___ EXTRACTED RECORDS

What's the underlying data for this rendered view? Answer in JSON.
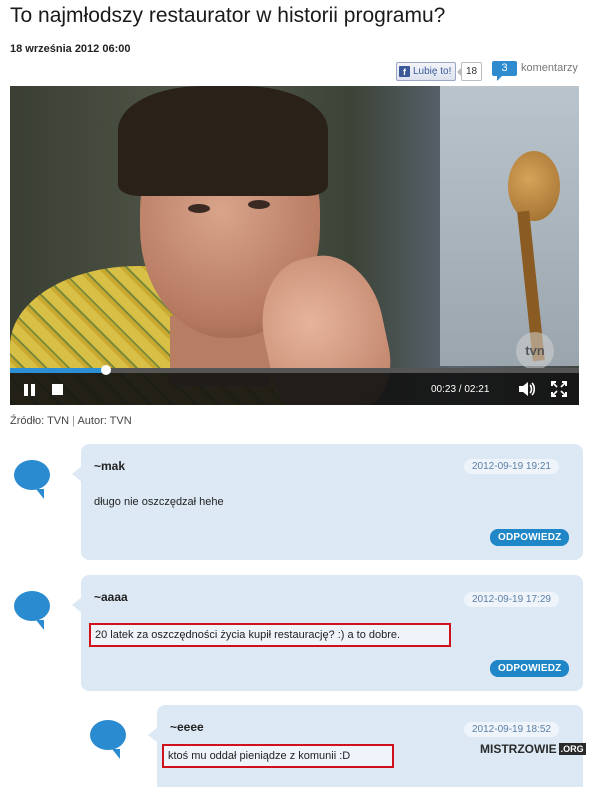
{
  "article": {
    "title": "To najmłodszy restaurator w historii programu?",
    "date": "18 września 2012 06:00"
  },
  "social": {
    "like_label": "Lubię to!",
    "like_count": "18",
    "comments_count": "3",
    "comments_label": "komentarzy"
  },
  "video": {
    "watermark": "tvn",
    "time": "00:23 / 02:21",
    "progress": 0.168,
    "icons": [
      "pause-icon",
      "stop-icon",
      "volume-icon",
      "fullscreen-icon"
    ]
  },
  "source": {
    "source_text": "Źródło: TVN",
    "separator": "|",
    "author_text": "Autor: TVN"
  },
  "comments": [
    {
      "author": "~mak",
      "timestamp": "2012-09-19 19:21",
      "text": "długo nie oszczędzał hehe",
      "reply_label": "ODPOWIEDZ"
    },
    {
      "author": "~aaaa",
      "timestamp": "2012-09-19 17:29",
      "text": "20 latek za oszczędności życia kupił restaurację? :) a to dobre.",
      "reply_label": "ODPOWIEDZ"
    },
    {
      "author": "~eeee",
      "timestamp": "2012-09-19 18:52",
      "text": "ktoś mu oddał pieniądze z komunii :D"
    }
  ],
  "watermark": {
    "site": "MISTRZOWIE",
    "tld": ".ORG"
  },
  "colors": {
    "accent": "#1f86c7",
    "bubble": "#2b8bd0",
    "comment_bg": "#dce9f5",
    "highlight": "#d0101a"
  }
}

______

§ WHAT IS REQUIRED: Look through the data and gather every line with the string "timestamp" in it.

§ RESPONSE BOX:
      "timestamp": "2012-09-19 19:21",
      "timestamp": "2012-09-19 17:29",
      "timestamp": "2012-09-19 18:52",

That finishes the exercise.